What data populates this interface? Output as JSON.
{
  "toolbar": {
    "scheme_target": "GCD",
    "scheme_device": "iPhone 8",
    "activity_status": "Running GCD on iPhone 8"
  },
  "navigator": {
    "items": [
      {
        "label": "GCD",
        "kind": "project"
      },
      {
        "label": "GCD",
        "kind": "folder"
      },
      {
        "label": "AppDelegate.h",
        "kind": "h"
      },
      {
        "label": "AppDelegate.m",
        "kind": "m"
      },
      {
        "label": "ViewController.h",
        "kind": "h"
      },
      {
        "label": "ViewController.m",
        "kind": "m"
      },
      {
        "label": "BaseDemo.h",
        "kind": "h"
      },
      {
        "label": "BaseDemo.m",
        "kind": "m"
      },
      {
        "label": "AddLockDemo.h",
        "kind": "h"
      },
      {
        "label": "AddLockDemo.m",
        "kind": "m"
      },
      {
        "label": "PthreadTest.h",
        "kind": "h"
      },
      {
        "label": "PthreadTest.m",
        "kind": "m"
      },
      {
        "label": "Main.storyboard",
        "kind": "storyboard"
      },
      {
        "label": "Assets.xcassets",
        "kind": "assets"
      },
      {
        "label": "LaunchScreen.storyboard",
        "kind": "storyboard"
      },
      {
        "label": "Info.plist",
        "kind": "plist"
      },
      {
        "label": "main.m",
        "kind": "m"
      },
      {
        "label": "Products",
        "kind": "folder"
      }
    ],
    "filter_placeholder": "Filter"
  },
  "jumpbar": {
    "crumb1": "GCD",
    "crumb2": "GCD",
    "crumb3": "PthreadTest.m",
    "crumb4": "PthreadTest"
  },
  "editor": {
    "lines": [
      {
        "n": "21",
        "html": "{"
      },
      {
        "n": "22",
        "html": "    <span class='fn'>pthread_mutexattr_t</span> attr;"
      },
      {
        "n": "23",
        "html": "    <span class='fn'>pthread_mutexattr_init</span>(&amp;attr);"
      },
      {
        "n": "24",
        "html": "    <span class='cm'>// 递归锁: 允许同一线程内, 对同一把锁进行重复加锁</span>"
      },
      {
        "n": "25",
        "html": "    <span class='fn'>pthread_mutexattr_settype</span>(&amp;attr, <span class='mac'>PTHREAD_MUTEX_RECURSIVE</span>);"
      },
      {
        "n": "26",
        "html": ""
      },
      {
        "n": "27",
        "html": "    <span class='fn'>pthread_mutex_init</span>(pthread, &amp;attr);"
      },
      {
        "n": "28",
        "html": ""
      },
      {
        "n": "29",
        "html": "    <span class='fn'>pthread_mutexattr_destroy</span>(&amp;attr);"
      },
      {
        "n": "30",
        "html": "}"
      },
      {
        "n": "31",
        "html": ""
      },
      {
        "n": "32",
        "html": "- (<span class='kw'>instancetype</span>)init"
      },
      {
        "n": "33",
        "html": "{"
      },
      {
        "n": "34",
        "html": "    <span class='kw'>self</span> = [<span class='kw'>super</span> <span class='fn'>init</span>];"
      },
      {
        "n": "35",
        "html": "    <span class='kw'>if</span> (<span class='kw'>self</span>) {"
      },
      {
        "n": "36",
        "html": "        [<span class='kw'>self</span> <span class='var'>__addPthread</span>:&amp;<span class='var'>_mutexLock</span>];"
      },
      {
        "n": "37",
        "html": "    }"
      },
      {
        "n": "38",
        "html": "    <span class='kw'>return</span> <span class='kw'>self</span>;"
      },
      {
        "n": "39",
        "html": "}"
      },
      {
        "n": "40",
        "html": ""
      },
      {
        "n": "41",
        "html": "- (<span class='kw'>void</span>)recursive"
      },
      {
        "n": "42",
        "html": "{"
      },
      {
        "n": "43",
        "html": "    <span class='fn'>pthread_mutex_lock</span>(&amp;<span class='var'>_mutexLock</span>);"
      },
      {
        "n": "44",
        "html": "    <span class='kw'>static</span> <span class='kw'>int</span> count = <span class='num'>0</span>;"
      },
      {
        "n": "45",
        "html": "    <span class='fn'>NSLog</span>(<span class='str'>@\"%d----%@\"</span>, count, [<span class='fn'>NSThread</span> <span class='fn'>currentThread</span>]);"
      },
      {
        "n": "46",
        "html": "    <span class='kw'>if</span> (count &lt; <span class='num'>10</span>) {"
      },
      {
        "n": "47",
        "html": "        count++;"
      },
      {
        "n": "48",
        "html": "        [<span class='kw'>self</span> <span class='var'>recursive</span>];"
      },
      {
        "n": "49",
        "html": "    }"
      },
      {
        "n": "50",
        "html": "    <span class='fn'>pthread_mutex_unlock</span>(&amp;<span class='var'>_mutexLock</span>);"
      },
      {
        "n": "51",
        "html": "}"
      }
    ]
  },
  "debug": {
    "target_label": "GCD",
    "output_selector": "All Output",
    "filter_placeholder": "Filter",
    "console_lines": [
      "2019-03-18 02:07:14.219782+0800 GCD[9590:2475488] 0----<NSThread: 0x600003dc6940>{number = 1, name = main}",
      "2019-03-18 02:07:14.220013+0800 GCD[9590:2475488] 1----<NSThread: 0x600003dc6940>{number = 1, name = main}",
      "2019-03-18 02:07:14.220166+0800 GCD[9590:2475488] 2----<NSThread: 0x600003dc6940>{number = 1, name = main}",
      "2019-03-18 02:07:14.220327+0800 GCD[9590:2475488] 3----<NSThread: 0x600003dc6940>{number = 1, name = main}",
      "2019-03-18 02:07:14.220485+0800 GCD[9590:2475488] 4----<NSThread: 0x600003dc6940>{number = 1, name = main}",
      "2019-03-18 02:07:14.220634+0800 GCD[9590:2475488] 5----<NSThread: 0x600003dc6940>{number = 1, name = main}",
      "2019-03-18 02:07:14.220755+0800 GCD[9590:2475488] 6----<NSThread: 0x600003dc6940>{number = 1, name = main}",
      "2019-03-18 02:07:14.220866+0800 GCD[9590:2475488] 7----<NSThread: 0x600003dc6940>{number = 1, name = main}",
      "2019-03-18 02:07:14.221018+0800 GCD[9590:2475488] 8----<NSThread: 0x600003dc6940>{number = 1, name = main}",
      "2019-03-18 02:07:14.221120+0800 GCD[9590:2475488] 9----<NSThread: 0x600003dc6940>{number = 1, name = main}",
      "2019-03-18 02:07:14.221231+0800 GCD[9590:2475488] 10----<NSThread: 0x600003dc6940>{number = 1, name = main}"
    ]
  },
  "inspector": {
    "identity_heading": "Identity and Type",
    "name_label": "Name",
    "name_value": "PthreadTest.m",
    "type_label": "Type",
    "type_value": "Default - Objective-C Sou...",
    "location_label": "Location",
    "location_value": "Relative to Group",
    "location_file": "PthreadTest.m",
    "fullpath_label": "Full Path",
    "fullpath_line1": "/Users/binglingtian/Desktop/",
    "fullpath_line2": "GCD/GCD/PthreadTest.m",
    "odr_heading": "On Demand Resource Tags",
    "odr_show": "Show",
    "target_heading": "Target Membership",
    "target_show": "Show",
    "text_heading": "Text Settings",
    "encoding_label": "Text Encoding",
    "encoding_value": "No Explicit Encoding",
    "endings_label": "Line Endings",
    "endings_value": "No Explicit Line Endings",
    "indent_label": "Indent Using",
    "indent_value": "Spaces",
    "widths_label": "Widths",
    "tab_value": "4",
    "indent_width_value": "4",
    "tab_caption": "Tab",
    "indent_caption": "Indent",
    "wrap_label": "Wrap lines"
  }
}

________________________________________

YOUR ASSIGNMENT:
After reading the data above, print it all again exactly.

TASK RESPONSE:
What data populates this interface? Output as JSON.
{
  "toolbar": {
    "scheme_target": "GCD",
    "scheme_device": "iPhone 8",
    "activity_status": "Running GCD on iPhone 8"
  },
  "navigator": {
    "items": [
      {
        "label": "GCD",
        "kind": "project"
      },
      {
        "label": "GCD",
        "kind": "folder"
      },
      {
        "label": "AppDelegate.h",
        "kind": "h"
      },
      {
        "label": "AppDelegate.m",
        "kind": "m"
      },
      {
        "label": "ViewController.h",
        "kind": "h"
      },
      {
        "label": "ViewController.m",
        "kind": "m"
      },
      {
        "label": "BaseDemo.h",
        "kind": "h"
      },
      {
        "label": "BaseDemo.m",
        "kind": "m"
      },
      {
        "label": "AddLockDemo.h",
        "kind": "h"
      },
      {
        "label": "AddLockDemo.m",
        "kind": "m"
      },
      {
        "label": "PthreadTest.h",
        "kind": "h"
      },
      {
        "label": "PthreadTest.m",
        "kind": "m"
      },
      {
        "label": "Main.storyboard",
        "kind": "storyboard"
      },
      {
        "label": "Assets.xcassets",
        "kind": "assets"
      },
      {
        "label": "LaunchScreen.storyboard",
        "kind": "storyboard"
      },
      {
        "label": "Info.plist",
        "kind": "plist"
      },
      {
        "label": "main.m",
        "kind": "m"
      },
      {
        "label": "Products",
        "kind": "folder"
      }
    ],
    "filter_placeholder": "Filter"
  },
  "jumpbar": {
    "crumb1": "GCD",
    "crumb2": "GCD",
    "crumb3": "PthreadTest.m",
    "crumb4": "PthreadTest"
  },
  "editor": {
    "lines": [
      {
        "n": "21",
        "html": "{"
      },
      {
        "n": "22",
        "html": "    <span class='fn'>pthread_mutexattr_t</span> attr;"
      },
      {
        "n": "23",
        "html": "    <span class='fn'>pthread_mutexattr_init</span>(&amp;attr);"
      },
      {
        "n": "24",
        "html": "    <span class='cm'>// 递归锁: 允许同一线程内, 对同一把锁进行重复加锁</span>"
      },
      {
        "n": "25",
        "html": "    <span class='fn'>pthread_mutexattr_settype</span>(&amp;attr, <span class='mac'>PTHREAD_MUTEX_RECURSIVE</span>);"
      },
      {
        "n": "26",
        "html": ""
      },
      {
        "n": "27",
        "html": "    <span class='fn'>pthread_mutex_init</span>(pthread, &amp;attr);"
      },
      {
        "n": "28",
        "html": ""
      },
      {
        "n": "29",
        "html": "    <span class='fn'>pthread_mutexattr_destroy</span>(&amp;attr);"
      },
      {
        "n": "30",
        "html": "}"
      },
      {
        "n": "31",
        "html": ""
      },
      {
        "n": "32",
        "html": "- (<span class='kw'>instancetype</span>)init"
      },
      {
        "n": "33",
        "html": "{"
      },
      {
        "n": "34",
        "html": "    <span class='kw'>self</span> = [<span class='kw'>super</span> <span class='fn'>init</span>];"
      },
      {
        "n": "35",
        "html": "    <span class='kw'>if</span> (<span class='kw'>self</span>) {"
      },
      {
        "n": "36",
        "html": "        [<span class='kw'>self</span> <span class='var'>__addPthread</span>:&amp;<span class='var'>_mutexLock</span>];"
      },
      {
        "n": "37",
        "html": "    }"
      },
      {
        "n": "38",
        "html": "    <span class='kw'>return</span> <span class='kw'>self</span>;"
      },
      {
        "n": "39",
        "html": "}"
      },
      {
        "n": "40",
        "html": ""
      },
      {
        "n": "41",
        "html": "- (<span class='kw'>void</span>)recursive"
      },
      {
        "n": "42",
        "html": "{"
      },
      {
        "n": "43",
        "html": "    <span class='fn'>pthread_mutex_lock</span>(&amp;<span class='var'>_mutexLock</span>);"
      },
      {
        "n": "44",
        "html": "    <span class='kw'>static</span> <span class='kw'>int</span> count = <span class='num'>0</span>;"
      },
      {
        "n": "45",
        "html": "    <span class='fn'>NSLog</span>(<span class='str'>@\"%d----%@\"</span>, count, [<span class='fn'>NSThread</span> <span class='fn'>currentThread</span>]);"
      },
      {
        "n": "46",
        "html": "    <span class='kw'>if</span> (count &lt; <span class='num'>10</span>) {"
      },
      {
        "n": "47",
        "html": "        count++;"
      },
      {
        "n": "48",
        "html": "        [<span class='kw'>self</span> <span class='var'>recursive</span>];"
      },
      {
        "n": "49",
        "html": "    }"
      },
      {
        "n": "50",
        "html": "    <span class='fn'>pthread_mutex_unlock</span>(&amp;<span class='var'>_mutexLock</span>);"
      },
      {
        "n": "51",
        "html": "}"
      }
    ]
  },
  "debug": {
    "target_label": "GCD",
    "output_selector": "All Output",
    "filter_placeholder": "Filter",
    "console_lines": [
      "2019-03-18 02:07:14.219782+0800 GCD[9590:2475488] 0----<NSThread: 0x600003dc6940>{number = 1, name = main}",
      "2019-03-18 02:07:14.220013+0800 GCD[9590:2475488] 1----<NSThread: 0x600003dc6940>{number = 1, name = main}",
      "2019-03-18 02:07:14.220166+0800 GCD[9590:2475488] 2----<NSThread: 0x600003dc6940>{number = 1, name = main}",
      "2019-03-18 02:07:14.220327+0800 GCD[9590:2475488] 3----<NSThread: 0x600003dc6940>{number = 1, name = main}",
      "2019-03-18 02:07:14.220485+0800 GCD[9590:2475488] 4----<NSThread: 0x600003dc6940>{number = 1, name = main}",
      "2019-03-18 02:07:14.220634+0800 GCD[9590:2475488] 5----<NSThread: 0x600003dc6940>{number = 1, name = main}",
      "2019-03-18 02:07:14.220755+0800 GCD[9590:2475488] 6----<NSThread: 0x600003dc6940>{number = 1, name = main}",
      "2019-03-18 02:07:14.220866+0800 GCD[9590:2475488] 7----<NSThread: 0x600003dc6940>{number = 1, name = main}",
      "2019-03-18 02:07:14.221018+0800 GCD[9590:2475488] 8----<NSThread: 0x600003dc6940>{number = 1, name = main}",
      "2019-03-18 02:07:14.221120+0800 GCD[9590:2475488] 9----<NSThread: 0x600003dc6940>{number = 1, name = main}",
      "2019-03-18 02:07:14.221231+0800 GCD[9590:2475488] 10----<NSThread: 0x600003dc6940>{number = 1, name = main}"
    ]
  },
  "inspector": {
    "identity_heading": "Identity and Type",
    "name_label": "Name",
    "name_value": "PthreadTest.m",
    "type_label": "Type",
    "type_value": "Default - Objective-C Sou...",
    "location_label": "Location",
    "location_value": "Relative to Group",
    "location_file": "PthreadTest.m",
    "fullpath_label": "Full Path",
    "fullpath_line1": "/Users/binglingtian/Desktop/",
    "fullpath_line2": "GCD/GCD/PthreadTest.m",
    "odr_heading": "On Demand Resource Tags",
    "odr_show": "Show",
    "target_heading": "Target Membership",
    "target_show": "Show",
    "text_heading": "Text Settings",
    "encoding_label": "Text Encoding",
    "encoding_value": "No Explicit Encoding",
    "endings_label": "Line Endings",
    "endings_value": "No Explicit Line Endings",
    "indent_label": "Indent Using",
    "indent_value": "Spaces",
    "widths_label": "Widths",
    "tab_value": "4",
    "indent_width_value": "4",
    "tab_caption": "Tab",
    "indent_caption": "Indent",
    "wrap_label": "Wrap lines"
  }
}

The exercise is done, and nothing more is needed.